I’ve recently discovered an obscure kind of photography, Shift/Tilt Photography. By using a lens that can shift laterally as well as tilt the lens elements, some very interesting effects can be achieved.
Shifting the lens laterally has the effect of keeping the edges of a vanishing object stay parallel. Buildings or door frames often suffer from this, here is an example of this vanishing effect. This happens because the film is not parallel to the plane the parallel vanishing lines define. Conveniently, wikipedia has some nice graphics showing that the goal in shifting the lens is to keep the image plane parallel to the object while also keeping the image on the film.
Another attractive ability of a shift/tilt lens is shown below. By tilting the lens, the sides of the shot can be brought out of focus in creative ways. There is a stripe of the photo which is in focus, and on each side the image is out of focus. Obviously, by rotating and shifting the lens, the location of the stripe can be moved on the image.

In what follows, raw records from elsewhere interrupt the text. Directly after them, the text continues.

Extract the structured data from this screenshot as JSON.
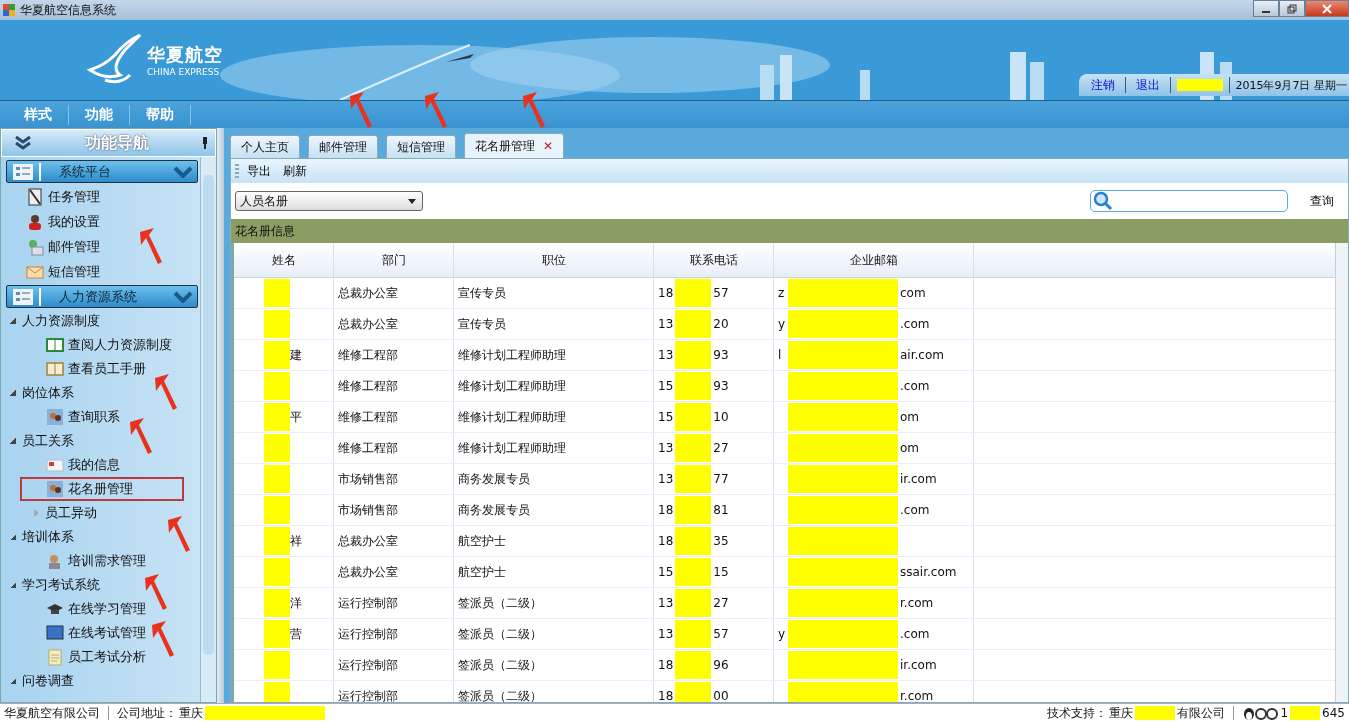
{
  "window": {
    "title": "华夏航空信息系统"
  },
  "header": {
    "logo_cn": "华夏航空",
    "logo_en": "CHINA EXPRESS",
    "links": [
      "注销",
      "退出"
    ],
    "date": "2015年9月7日 星期一"
  },
  "menu": [
    "样式",
    "功能",
    "帮助"
  ],
  "sidebar": {
    "title": "功能导航",
    "panels": [
      {
        "title": "系统平台",
        "expanded": true,
        "items": [
          {
            "label": "任务管理",
            "selected": false
          },
          {
            "label": "我的设置",
            "selected": false
          },
          {
            "label": "邮件管理",
            "selected": false
          },
          {
            "label": "短信管理",
            "selected": false
          }
        ]
      },
      {
        "title": "人力资源系统",
        "expanded": true,
        "tree": [
          {
            "label": "人力资源制度",
            "expanded": true,
            "children": [
              {
                "label": "查阅人力资源制度",
                "selected": false,
                "highlighted": false
              },
              {
                "label": "查看员工手册",
                "selected": false,
                "highlighted": false
              }
            ]
          },
          {
            "label": "岗位体系",
            "expanded": true,
            "children": [
              {
                "label": "查询职系",
                "selected": false,
                "highlighted": false
              }
            ]
          },
          {
            "label": "员工关系",
            "expanded": true,
            "children": [
              {
                "label": "我的信息",
                "selected": false,
                "highlighted": false
              },
              {
                "label": "花名册管理",
                "selected": true,
                "highlighted": true
              },
              {
                "label": "员工异动",
                "kind": "folder",
                "expanded": false
              }
            ]
          },
          {
            "label": "培训体系",
            "expanded": true,
            "children": [
              {
                "label": "培训需求管理",
                "selected": false,
                "highlighted": false
              }
            ]
          },
          {
            "label": "学习考试系统",
            "expanded": true,
            "children": [
              {
                "label": "在线学习管理",
                "selected": false,
                "highlighted": false
              },
              {
                "label": "在线考试管理",
                "selected": false,
                "highlighted": false
              },
              {
                "label": "员工考试分析",
                "selected": false,
                "highlighted": false
              }
            ]
          },
          {
            "label": "问卷调查",
            "expanded": true
          }
        ]
      }
    ]
  },
  "tabs": [
    {
      "label": "个人主页",
      "selected": false,
      "closable": false
    },
    {
      "label": "邮件管理",
      "selected": false,
      "closable": false
    },
    {
      "label": "短信管理",
      "selected": false,
      "closable": false
    },
    {
      "label": "花名册管理",
      "selected": true,
      "closable": true
    }
  ],
  "close_glyph": "✕",
  "toolbar": [
    "导出",
    "刷新"
  ],
  "filter": {
    "value": "人员名册",
    "search_button": "查询"
  },
  "section_title": "花名册信息",
  "table": {
    "columns": [
      "姓名",
      "部门",
      "职位",
      "联系电话",
      "企业邮箱"
    ],
    "rows": [
      {
        "name_end": "",
        "dept": "总裁办公室",
        "title": "宣传专员",
        "phone_start": "18",
        "phone_end": "57",
        "email_start": "z",
        "email_end": "com"
      },
      {
        "name_end": "",
        "dept": "总裁办公室",
        "title": "宣传专员",
        "phone_start": "13",
        "phone_end": "20",
        "email_start": "y",
        "email_end": ".com"
      },
      {
        "name_end": "建",
        "dept": "维修工程部",
        "title": "维修计划工程师助理",
        "phone_start": "13",
        "phone_end": "93",
        "email_start": "l",
        "email_end": "air.com"
      },
      {
        "name_end": "",
        "dept": "维修工程部",
        "title": "维修计划工程师助理",
        "phone_start": "15",
        "phone_end": "93",
        "email_start": "",
        "email_end": ".com"
      },
      {
        "name_end": "平",
        "dept": "维修工程部",
        "title": "维修计划工程师助理",
        "phone_start": "15",
        "phone_end": "10",
        "email_start": "",
        "email_end": "om"
      },
      {
        "name_end": "",
        "dept": "维修工程部",
        "title": "维修计划工程师助理",
        "phone_start": "13",
        "phone_end": "27",
        "email_start": "",
        "email_end": "om"
      },
      {
        "name_end": "",
        "dept": "市场销售部",
        "title": "商务发展专员",
        "phone_start": "13",
        "phone_end": "77",
        "email_start": "",
        "email_end": "ir.com"
      },
      {
        "name_end": "",
        "dept": "市场销售部",
        "title": "商务发展专员",
        "phone_start": "18",
        "phone_end": "81",
        "email_start": "",
        "email_end": ".com"
      },
      {
        "name_end": "祥",
        "dept": "总裁办公室",
        "title": "航空护士",
        "phone_start": "18",
        "phone_end": "35",
        "email_start": "",
        "email_end": ""
      },
      {
        "name_end": "",
        "dept": "总裁办公室",
        "title": "航空护士",
        "phone_start": "15",
        "phone_end": "15",
        "email_start": "",
        "email_end": "ssair.com"
      },
      {
        "name_end": "洋",
        "dept": "运行控制部",
        "title": "签派员（二级）",
        "phone_start": "13",
        "phone_end": "27",
        "email_start": "",
        "email_end": "r.com"
      },
      {
        "name_end": "营",
        "dept": "运行控制部",
        "title": "签派员（二级）",
        "phone_start": "13",
        "phone_end": "57",
        "email_start": "y",
        "email_end": ".com"
      },
      {
        "name_end": "",
        "dept": "运行控制部",
        "title": "签派员（二级）",
        "phone_start": "18",
        "phone_end": "96",
        "email_start": "",
        "email_end": "ir.com"
      },
      {
        "name_end": "",
        "dept": "运行控制部",
        "title": "签派员（二级）",
        "phone_start": "18",
        "phone_end": "00",
        "email_start": "",
        "email_end": "r.com"
      }
    ]
  },
  "status_bar": {
    "company": "华夏航空有限公司",
    "address_label": "公司地址：",
    "address_start": "重庆",
    "support_label": "技术支持：",
    "support_start": "重庆",
    "support_end": "有限公司",
    "qq_start": "1",
    "qq_end": "645"
  }
}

At first glance, this image above looks like it’s of a scale model. It is in fact not a model, rather it’s an aerial photograph (or from a tall building) using a shift/tilt lens. Here are more examples of this kind of photography from the same site. I’m fairly certain that these “the bitter* girls (place in your life)” (#) photos have been photoshopped to enhance the colors because they look just too saturated to be real. This has the effect of making things look more like a scale model with clean, unweathered paint. I think there’s also been some down-sampling because even where the photo is in focus, there’s not very much detail.

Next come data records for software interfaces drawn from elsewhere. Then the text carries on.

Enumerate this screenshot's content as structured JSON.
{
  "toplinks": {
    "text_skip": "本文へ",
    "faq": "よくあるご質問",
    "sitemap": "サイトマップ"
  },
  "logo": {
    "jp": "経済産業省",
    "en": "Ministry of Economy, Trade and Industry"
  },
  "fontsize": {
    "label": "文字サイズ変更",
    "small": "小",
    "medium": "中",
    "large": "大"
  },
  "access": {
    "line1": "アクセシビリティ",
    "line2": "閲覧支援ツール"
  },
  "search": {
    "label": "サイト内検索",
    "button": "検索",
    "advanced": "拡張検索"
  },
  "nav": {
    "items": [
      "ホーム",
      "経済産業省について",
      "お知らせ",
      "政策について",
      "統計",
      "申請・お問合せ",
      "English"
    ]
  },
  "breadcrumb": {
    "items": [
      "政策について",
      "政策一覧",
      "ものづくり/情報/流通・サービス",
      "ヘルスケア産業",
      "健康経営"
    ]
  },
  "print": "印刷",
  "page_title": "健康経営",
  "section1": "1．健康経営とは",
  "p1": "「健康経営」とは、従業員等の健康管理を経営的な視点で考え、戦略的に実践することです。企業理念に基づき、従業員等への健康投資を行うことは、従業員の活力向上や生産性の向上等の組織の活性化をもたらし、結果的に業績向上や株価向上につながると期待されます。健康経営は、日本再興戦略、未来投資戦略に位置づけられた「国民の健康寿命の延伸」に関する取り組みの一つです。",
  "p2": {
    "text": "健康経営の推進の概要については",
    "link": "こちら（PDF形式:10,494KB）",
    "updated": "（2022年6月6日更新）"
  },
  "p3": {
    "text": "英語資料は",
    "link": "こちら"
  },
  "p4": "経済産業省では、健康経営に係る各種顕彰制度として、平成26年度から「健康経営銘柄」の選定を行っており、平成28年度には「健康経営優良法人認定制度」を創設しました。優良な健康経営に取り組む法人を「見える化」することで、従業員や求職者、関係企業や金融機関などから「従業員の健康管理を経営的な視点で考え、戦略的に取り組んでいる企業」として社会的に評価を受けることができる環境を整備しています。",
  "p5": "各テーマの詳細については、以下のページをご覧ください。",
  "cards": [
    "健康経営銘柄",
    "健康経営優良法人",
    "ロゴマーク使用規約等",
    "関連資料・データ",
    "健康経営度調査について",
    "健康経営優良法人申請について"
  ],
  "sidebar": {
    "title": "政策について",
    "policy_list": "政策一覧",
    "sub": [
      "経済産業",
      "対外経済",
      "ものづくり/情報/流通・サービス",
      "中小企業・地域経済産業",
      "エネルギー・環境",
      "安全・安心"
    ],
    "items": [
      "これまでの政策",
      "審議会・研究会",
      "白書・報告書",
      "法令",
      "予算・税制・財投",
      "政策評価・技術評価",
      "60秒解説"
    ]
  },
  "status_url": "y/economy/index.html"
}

Through extensive searching online, it seems the widest variety of shift/tilt lenses are Russian-made. Here are a couple lenses which claim Minolta compatibility: MC 35 mm ($600) and MC 80 mm ($400) tilt/shift lenses. If any of you are feeling particularly generous, go ahead and buy me either lens. If you’re feeling especially generous, buy me both!
(#) The Japanese are weird. I can’t even imagine how that makes sense in Japanese. Perhaps it’s mangled English for the sake of mangled English.